— Work order —
Identify every line in the records below that contains the word "Kera", and reproduce each one.

Dataset rows describing interfaces
★ ★ ★ ★ ★ ★ ★

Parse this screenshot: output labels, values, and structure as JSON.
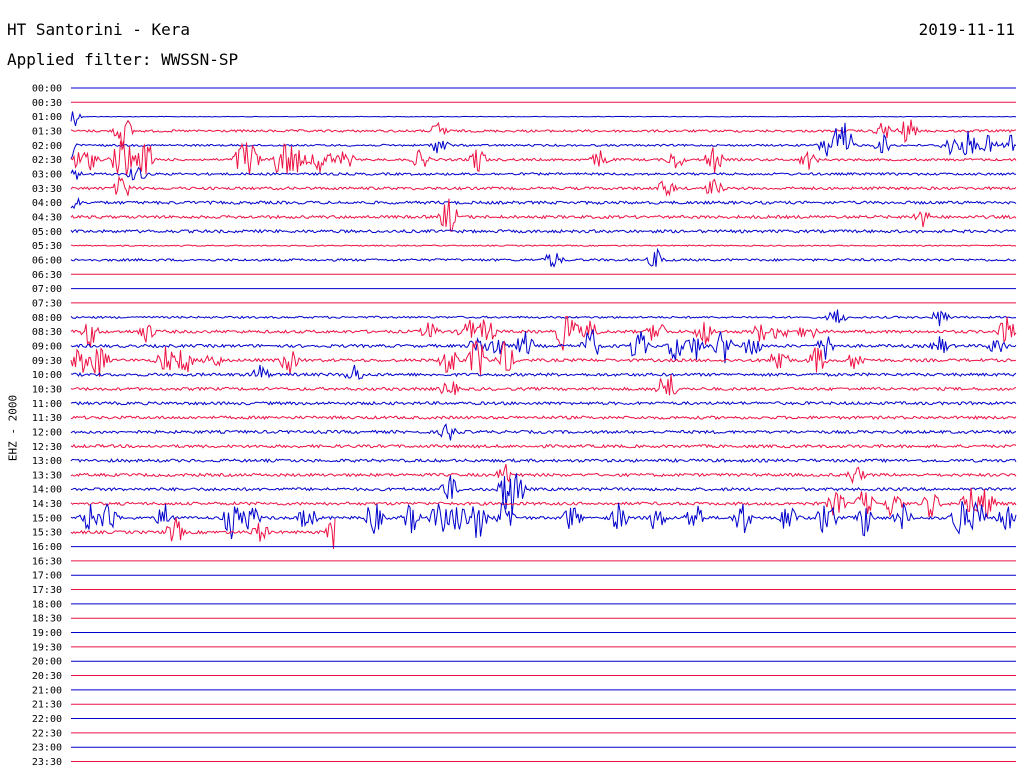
{
  "header": {
    "station": "HT Santorini - Kera",
    "date": "2019-11-11",
    "filter": "Applied filter: WWSSN-SP",
    "channel": "EHZ - 2000"
  },
  "colors": {
    "even_hour": "#0000cc",
    "half_hour": "#ee1144"
  },
  "chart_data": {
    "type": "line",
    "title": "HT Santorini - Kera",
    "subtitle": "Applied filter: WWSSN-SP",
    "date": "2019-11-11",
    "ylabel": "EHZ - 2000",
    "grid": false,
    "time_labels": [
      "00:00",
      "00:30",
      "01:00",
      "01:30",
      "02:00",
      "02:30",
      "03:00",
      "03:30",
      "04:00",
      "04:30",
      "05:00",
      "05:30",
      "06:00",
      "06:30",
      "07:00",
      "07:30",
      "08:00",
      "08:30",
      "09:00",
      "09:30",
      "10:00",
      "10:30",
      "11:00",
      "11:30",
      "12:00",
      "12:30",
      "13:00",
      "13:30",
      "14:00",
      "14:30",
      "15:00",
      "15:30",
      "16:00",
      "16:30",
      "17:00",
      "17:30",
      "18:00",
      "18:30",
      "19:00",
      "19:30",
      "20:00",
      "20:30",
      "21:00",
      "21:30",
      "22:00",
      "22:30",
      "23:00",
      "23:30"
    ],
    "series": [
      {
        "amplitude": 0,
        "events": []
      },
      {
        "amplitude": 0,
        "events": []
      },
      {
        "amplitude": 0.3,
        "events": [
          [
            0.0,
            3
          ]
        ]
      },
      {
        "amplitude": 1.2,
        "events": [
          [
            0.055,
            4
          ],
          [
            0.39,
            2
          ],
          [
            0.86,
            2
          ],
          [
            0.885,
            3
          ]
        ]
      },
      {
        "amplitude": 1.0,
        "events": [
          [
            0.0,
            3
          ],
          [
            0.39,
            2
          ],
          [
            0.8,
            2.5
          ],
          [
            0.81,
            3
          ],
          [
            0.82,
            4
          ],
          [
            0.86,
            2
          ],
          [
            0.93,
            2
          ],
          [
            0.95,
            3
          ],
          [
            0.97,
            2
          ],
          [
            0.995,
            2.5
          ]
        ]
      },
      {
        "amplitude": 1.2,
        "events": [
          [
            0.005,
            2
          ],
          [
            0.02,
            2
          ],
          [
            0.05,
            3
          ],
          [
            0.06,
            4
          ],
          [
            0.08,
            4
          ],
          [
            0.18,
            3
          ],
          [
            0.19,
            4
          ],
          [
            0.22,
            3
          ],
          [
            0.23,
            3
          ],
          [
            0.24,
            2
          ],
          [
            0.26,
            2
          ],
          [
            0.27,
            2
          ],
          [
            0.29,
            2
          ],
          [
            0.37,
            2
          ],
          [
            0.43,
            3
          ],
          [
            0.56,
            2
          ],
          [
            0.64,
            2
          ],
          [
            0.68,
            3
          ],
          [
            0.78,
            2
          ]
        ]
      },
      {
        "amplitude": 1.2,
        "events": [
          [
            0.0,
            3
          ],
          [
            0.07,
            2
          ]
        ]
      },
      {
        "amplitude": 1.4,
        "events": [
          [
            0.055,
            3
          ],
          [
            0.63,
            2
          ],
          [
            0.68,
            2
          ]
        ]
      },
      {
        "amplitude": 1.5,
        "events": [
          [
            0.0,
            2
          ]
        ]
      },
      {
        "amplitude": 1.5,
        "events": [
          [
            0.4,
            4
          ],
          [
            0.9,
            2
          ]
        ]
      },
      {
        "amplitude": 1.5,
        "events": []
      },
      {
        "amplitude": 0.6,
        "events": []
      },
      {
        "amplitude": 1.2,
        "events": [
          [
            0.51,
            2
          ],
          [
            0.62,
            2
          ]
        ]
      },
      {
        "amplitude": 0,
        "events": []
      },
      {
        "amplitude": 0,
        "events": []
      },
      {
        "amplitude": 0,
        "events": []
      },
      {
        "amplitude": 1.0,
        "events": [
          [
            0.81,
            2
          ],
          [
            0.92,
            2
          ]
        ]
      },
      {
        "amplitude": 1.5,
        "events": [
          [
            0.02,
            3
          ],
          [
            0.08,
            2
          ],
          [
            0.38,
            2
          ],
          [
            0.42,
            3
          ],
          [
            0.44,
            3
          ],
          [
            0.52,
            3
          ],
          [
            0.53,
            3
          ],
          [
            0.55,
            2
          ],
          [
            0.62,
            3
          ],
          [
            0.67,
            3
          ],
          [
            0.73,
            2
          ],
          [
            0.75,
            2
          ],
          [
            0.78,
            2
          ],
          [
            0.99,
            3
          ]
        ]
      },
      {
        "amplitude": 1.5,
        "events": [
          [
            0.43,
            2
          ],
          [
            0.45,
            3
          ],
          [
            0.48,
            3
          ],
          [
            0.55,
            4
          ],
          [
            0.6,
            4
          ],
          [
            0.64,
            3
          ],
          [
            0.66,
            3
          ],
          [
            0.69,
            4
          ],
          [
            0.72,
            3
          ],
          [
            0.8,
            3
          ],
          [
            0.92,
            2
          ],
          [
            0.98,
            2
          ]
        ]
      },
      {
        "amplitude": 1.5,
        "events": [
          [
            0.01,
            3
          ],
          [
            0.03,
            4
          ],
          [
            0.1,
            3
          ],
          [
            0.12,
            3
          ],
          [
            0.15,
            2
          ],
          [
            0.23,
            3
          ],
          [
            0.4,
            4
          ],
          [
            0.43,
            5
          ],
          [
            0.46,
            4
          ],
          [
            0.75,
            4
          ],
          [
            0.79,
            3
          ],
          [
            0.83,
            2
          ]
        ]
      },
      {
        "amplitude": 1.5,
        "events": [
          [
            0.2,
            2
          ],
          [
            0.3,
            2
          ]
        ]
      },
      {
        "amplitude": 1.5,
        "events": [
          [
            0.4,
            2
          ],
          [
            0.63,
            5
          ]
        ]
      },
      {
        "amplitude": 1.5,
        "events": []
      },
      {
        "amplitude": 1.5,
        "events": []
      },
      {
        "amplitude": 1.5,
        "events": [
          [
            0.4,
            2
          ]
        ]
      },
      {
        "amplitude": 1.5,
        "events": []
      },
      {
        "amplitude": 1.5,
        "events": []
      },
      {
        "amplitude": 1.5,
        "events": [
          [
            0.46,
            2
          ],
          [
            0.83,
            2
          ]
        ]
      },
      {
        "amplitude": 1.5,
        "events": [
          [
            0.4,
            3
          ],
          [
            0.46,
            4
          ],
          [
            0.47,
            5
          ]
        ]
      },
      {
        "amplitude": 1.5,
        "events": [
          [
            0.81,
            3
          ],
          [
            0.84,
            3
          ],
          [
            0.87,
            3
          ],
          [
            0.91,
            3
          ],
          [
            0.95,
            4
          ],
          [
            0.97,
            4
          ]
        ]
      },
      {
        "amplitude": 1.5,
        "events": [
          [
            0.02,
            3
          ],
          [
            0.04,
            4
          ],
          [
            0.1,
            3
          ],
          [
            0.17,
            4
          ],
          [
            0.19,
            3
          ],
          [
            0.25,
            3
          ],
          [
            0.32,
            4
          ],
          [
            0.36,
            3
          ],
          [
            0.39,
            4
          ],
          [
            0.41,
            4
          ],
          [
            0.43,
            5
          ],
          [
            0.46,
            4
          ],
          [
            0.53,
            3
          ],
          [
            0.58,
            3
          ],
          [
            0.62,
            3
          ],
          [
            0.66,
            4
          ],
          [
            0.71,
            4
          ],
          [
            0.76,
            4
          ],
          [
            0.8,
            5
          ],
          [
            0.84,
            4
          ],
          [
            0.88,
            3
          ],
          [
            0.94,
            5
          ],
          [
            0.96,
            4
          ],
          [
            0.99,
            3
          ]
        ]
      },
      {
        "amplitude": 1.5,
        "end": 0.28,
        "events": [
          [
            0.11,
            3
          ],
          [
            0.2,
            2
          ],
          [
            0.28,
            4
          ]
        ]
      },
      {
        "amplitude": 0,
        "events": []
      },
      {
        "amplitude": 0,
        "events": []
      },
      {
        "amplitude": 0,
        "events": []
      },
      {
        "amplitude": 0,
        "events": []
      },
      {
        "amplitude": 0,
        "events": []
      },
      {
        "amplitude": 0,
        "events": []
      },
      {
        "amplitude": 0,
        "events": []
      },
      {
        "amplitude": 0,
        "events": []
      },
      {
        "amplitude": 0,
        "events": []
      },
      {
        "amplitude": 0,
        "events": []
      },
      {
        "amplitude": 0,
        "events": []
      },
      {
        "amplitude": 0,
        "events": []
      },
      {
        "amplitude": 0,
        "events": []
      },
      {
        "amplitude": 0,
        "events": []
      },
      {
        "amplitude": 0,
        "events": []
      },
      {
        "amplitude": 0,
        "events": []
      }
    ]
  }
}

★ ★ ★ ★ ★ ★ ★

— Written answer —
    "station": "HT Santorini - Kera",
    "title": "HT Santorini - Kera",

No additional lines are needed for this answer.